There was a 177 percent increase in the number of Syrian refugees and a 136 percent rise in those seeking asylum from Eritrea, compared to the same period last year said UDI. Meanwhile, applicants from Somalia and Afghanistan had dropped away. Overall, there was a seven percent rise in the total number of asylum seekers, reported Norwegian Broadcasting (NRK). “Norway is likely to receive far more asylum seekers than the 11,000 that we estimated would come this year,” said UDI director Frode Forfang.
UDI was struggling to process the unexpected influx.
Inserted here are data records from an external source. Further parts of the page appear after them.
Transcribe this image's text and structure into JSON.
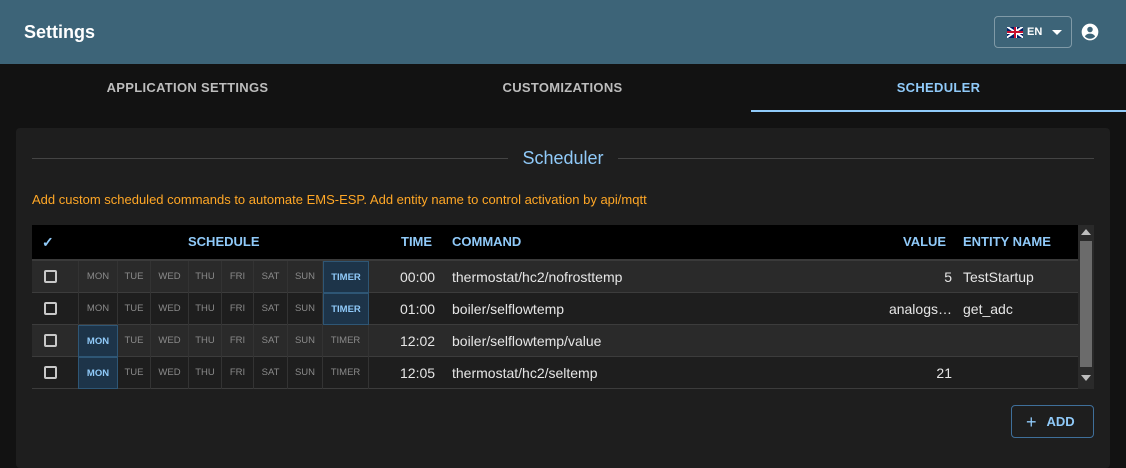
{
  "appbar": {
    "title": "Settings",
    "language": "EN"
  },
  "tabs": [
    {
      "label": "APPLICATION SETTINGS"
    },
    {
      "label": "CUSTOMIZATIONS"
    },
    {
      "label": "SCHEDULER"
    }
  ],
  "active_tab": "SCHEDULER",
  "scheduler": {
    "title": "Scheduler",
    "help": "Add custom scheduled commands to automate EMS-ESP. Add entity name to control activation by api/mqtt",
    "columns": {
      "check": "✓",
      "schedule": "SCHEDULE",
      "time": "TIME",
      "command": "COMMAND",
      "value": "VALUE",
      "name": "ENTITY NAME"
    },
    "days": [
      "MON",
      "TUE",
      "WED",
      "THU",
      "FRI",
      "SAT",
      "SUN",
      "TIMER"
    ],
    "rows": [
      {
        "active": [
          "TIMER"
        ],
        "time": "00:00",
        "command": "thermostat/hc2/nofrosttemp",
        "value": "5",
        "name": "TestStartup"
      },
      {
        "active": [
          "TIMER"
        ],
        "time": "01:00",
        "command": "boiler/selflowtemp",
        "value": "analogs…",
        "name": "get_adc"
      },
      {
        "active": [
          "MON"
        ],
        "time": "12:02",
        "command": "boiler/selflowtemp/value",
        "value": "",
        "name": ""
      },
      {
        "active": [
          "MON"
        ],
        "time": "12:05",
        "command": "thermostat/hc2/seltemp",
        "value": "21",
        "name": ""
      }
    ],
    "add_label": "ADD"
  },
  "colors": {
    "appbar": "#3d6478",
    "accent": "#90caf9",
    "help": "#ffa726"
  }
}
Forfang said every applicant was currently from Syria, and applications reached record levels in May and June while the Syrian civil war dragged on. He said those were traditionally quieter times but UDI was now completely inundated, dragging out the process for applicants. “We’re struggling with the case handling capacity,” said Forfang. “Last year we had a peak in August, and we don’t know if the growth we saw in May and June will continue.”
“No Syrians will be sent back from Norway now,” Forfang said. “We expect that the percentage who get granted permits this year will increase from the current 64 percent, especially considering the Syrian situation.”
He said UDI tends to prioritize cases which can be quickly dismissed, including “manifestly unfounded” asylum applications, criminals, and those who should be processed in the country where they originally entered Europe. Unaccompanied minors were also a priority. Groups whose claims would probably be upheld must wait in asylum centers until the authorities could process their cases later in the year.
Norway’s numbers paled in comparison to the stream of refugees into other European countries. Germany gets the most, but there is also strong growth in Sweden, Italy and France. Sweden received more than six times as many asylum seekers as Norway already this year, and 17 times more Syrians.
Struggling with rejected applicants
UDI admitted it struggled to deport those who refused to voluntarily leave Norway after their asylum claims were rejected, reported newspaper Aftenposten. More than 5,000 people remained living in Norwegian asylum centers, despite having received their final rejections. In 2008, Statistics Norway (Statistisk Sentralbyrå, SSB) estimated there were around 18,000 foreigners living illegally in Norway, but said that figure had a margin of error between 10,000 to 32,000. Two thirds are thought to be rejected asylum seekers.
“There is every reason to believe that the number has grown since 2008,” said Forfang. “We know where some are, but far from all. Last year the Police Immigration Service (Politiets utlendingsenhet, PU) deported 5,934 people, which is a record high number, but very few of these – only 1,270 – were former asylum seekers who were sent back to their country of origin.”